All of luispedro's Comments + Replies

I'd like to come. Where is it?

Different fields have different standards. Some are more exacting than others and require full release of source code, have standard hidden-data competitions, have a culture of reviewing the software and attempting to reproduce &c (not all of the above is applicable to all fields). Others, not so much: you publish by giving a high level description of something you coded and people believe that you did it correctly and didn't spend hours looking for the parameters that gave you the prettiest graph. Debugging by "hacking 'til the graph is publishab... (read more)

I think most of the low-wage work that people do is in doing things like driving 25 minutes to Costco or Wal-Mart to save a few bucks. Sometimes, this doesn't even come to minimum wage.

I can't help but always associate discussions of an experience machine (in whatever form it takes) to television. TV was just the alpha version of the experience machine and I hear it's quite popular.

This is more tongue-in-cheek than a serious argument, but I do think that TV shows that people will trade pleasure or even emotional numbness (lack of pain) for authenticity.

In my experience most people don't seem to worry about themselves getting emotionally young, it's mostly far-view think-of-the-children stuff. And I'm pretty sure pleasure is a good thing, so I'm not sure in what sense they're "trading" it (unless you mean they could be having more fun elsewhere?)

I can't help but always associate discussions of an experience machine (in whatever form it takes) to television. TV was just the alpha version of the experience machine and I hear it's quite popular.

And the pre-alpha version was reading books, and the pre-pre-alpha version was daydreaming and meditation.

(I'm not trying to make a reversed slippery slope argument, I just think it's worth looking at the similarities or differences between solitary enjoyments to get a better perspective on where our aversion to various kinds of experience machines is comi... (read more)

I can't help thinking of the great Red Dwarf novel "Better Than Life", whose concept is almost identical (see [] ). There are few key differences though: in the book, so-called "game heads" waste away in the real world like heroin addicts. Also, the game malfunctions due to one character's self-loathing. Recommended read.
It's true, but it's a very small portion of the population that lives life for the sole purpose of supporting their television-watching (or World-of-Warcraft-playing) behaviour. Yes, people come home after work and watch television, but if they didn't have to work, the vast majority of them would not spend 14 hours a day in front of the TV.
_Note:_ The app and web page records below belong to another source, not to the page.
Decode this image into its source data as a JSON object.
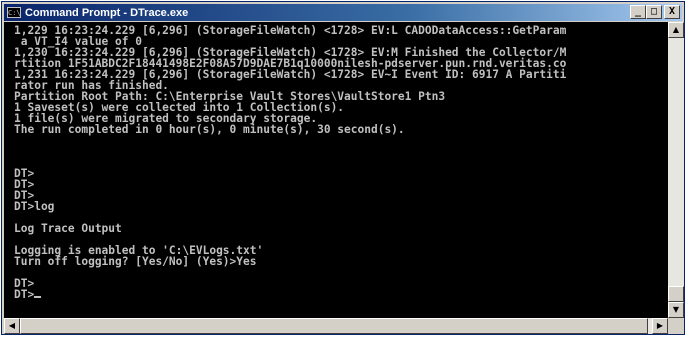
{
  "window": {
    "title": "Command Prompt - DTrace.exe",
    "icon_text": "C:\\",
    "minimize_glyph": "_",
    "restore_glyph": "□",
    "close_glyph": "X"
  },
  "console": {
    "lines": [
      "1,229 16:23:24.229 [6,296] (StorageFileWatch) <1728> EV:L CADODataAccess::GetParam",
      " a VT_I4 value of 0",
      "1,230 16:23:24.229 [6,296] (StorageFileWatch) <1728> EV:M Finished the Collector/M",
      "rtition 1F51ABDC2F18441498E2F08A57D9DAE7B1q10000nilesh-pdserver.pun.rnd.veritas.co",
      "1,231 16:23:24.229 [6,296] (StorageFileWatch) <1728> EV~I Event ID: 6917 A Partiti",
      "rator run has finished.",
      "Partition Root Path: C:\\Enterprise Vault Stores\\VaultStore1 Ptn3",
      "1 Saveset(s) were collected into 1 Collection(s).",
      "1 file(s) were migrated to secondary storage.",
      "The run completed in 0 hour(s), 0 minute(s), 30 second(s).",
      "",
      "",
      "",
      "DT>",
      "DT>",
      "DT>",
      "DT>log",
      "",
      "Log Trace Output",
      "",
      "Logging is enabled to 'C:\\EVLogs.txt'",
      "Turn off logging? [Yes/No] (Yes)>Yes",
      "",
      "DT>",
      "DT>"
    ]
  },
  "scrollbars": {
    "up_arrow": "▲",
    "down_arrow": "▼",
    "left_arrow": "◀",
    "right_arrow": "▶"
  }
}
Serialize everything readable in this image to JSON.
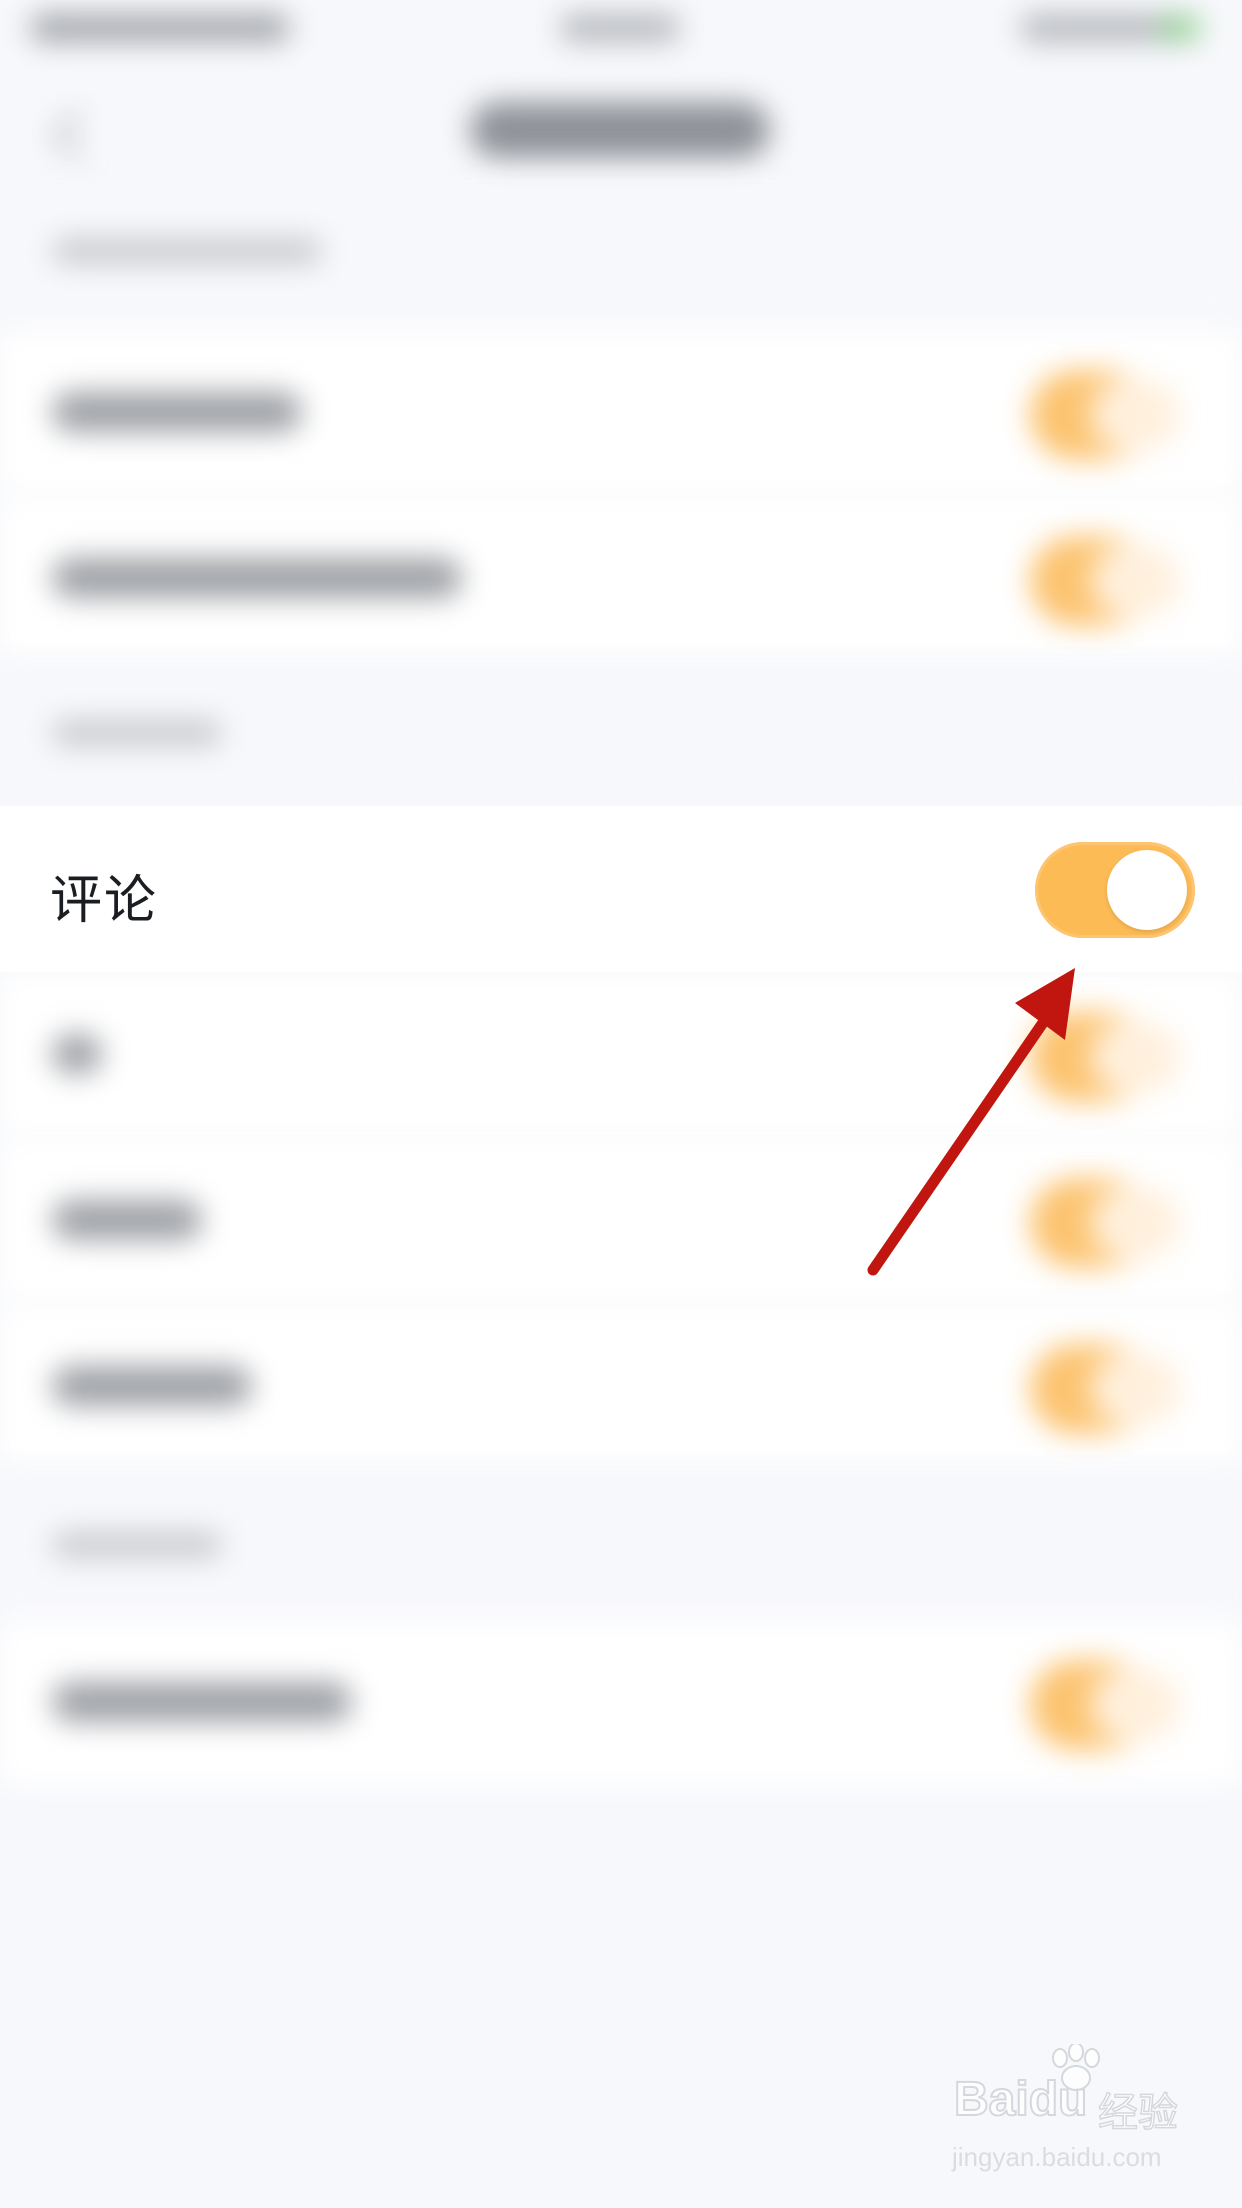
{
  "comment_row": {
    "label": "评论",
    "toggle_on": true
  },
  "colors": {
    "toggle_on": "#fdbb56",
    "annotation_arrow": "#c0160f",
    "background": "#f7f8fb"
  },
  "watermark": {
    "brand": "Bai",
    "brand_suffix": "du",
    "cn": "经验",
    "url": "jingyan.baidu.com"
  },
  "icons": {
    "back": "chevron-left-icon",
    "paw": "baidu-paw-icon"
  }
}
Sorry, should have added a link, but I have heard it/read it multiple times:

"""In his younger years, Gates' gimlet-eyed idealism manifested itself in stubbornness and self-righteousness, an unusual boldness, and a tendency not to suffer fools. Most people who have worked closely with him can recall more than one instance in which he reacted to a comment or idea by standing up and hissing, "That's the stupidest thing I've ever heard in my life.""""

Thank you.

High status allows one to blow off what one finds ridiculous instead of saying "yes, that is interesting. Have you considered the counter argument...." The moderate risk of the idea not being ridiculous is out-weighed by not having to suffer fools. See Bill Gates famous "That's the most stupid thing I have ever heard" as the prime example.

Thus, it's easier to have good conversations with grad students than faculty even if faculty is smarter.

Google 'that's the most stupid thing I have ever heard bill gates' didn't seem to return anything relevant, can you be more specific?

Is there any data supporting the assertion that high-status people are more stupid? It's a testable hypothesis.

"""being one day late with a payment or being one dollar over your credit limit jumps your interest rate to 29.99% forever"""

I hear this all the time as an example of wicked behaviour, but I wonder if people have data to back it up. Is there no signal in missing a payment by a few days? I know that if I were to miss a payment, it would be due to some minor issue such as I having been out of town when the bill arrived or such. The credit card company only knows that the payment didn't arrive. Add in a bit of modelling stupidit... (read more)

If credit markets worked the way they were supposed to, the terms on which you could get credit would indeed depend on objective measures of your credit-worthiness. Any adverse event would appropriately cause the credit markets to downgrade their opinion of you, and worsen the terms on which you get credit. But I have never heard anyone seriously suggest that the data bear out a conclusion that being a day late with a payment indicates that you are a credit risk so massive that a 29.99% interest rate is appropriate.

I write a time journal of what I am doing throughout the day, counting productive times. Whenever I start doing something not productive (reading a not-strictly-work-related website, say), I write down that I stopped working. When I reach 5 hours of work, I go home (I often go home before that, though).

I thought I could accustom myself to being productive and drop the journal after a couple of months, but I never managed to. Whenever I try, I go back to procrastination.

Most of our DNA is shared with all eukariots, so it was evolved before mammals existed.

Building on the previous commenter:

Through playing various games of this sort, people develop a prior on the space of rules which has a lot of mass around rules of the type "X,X+2,X+4" or "X,2X,3X".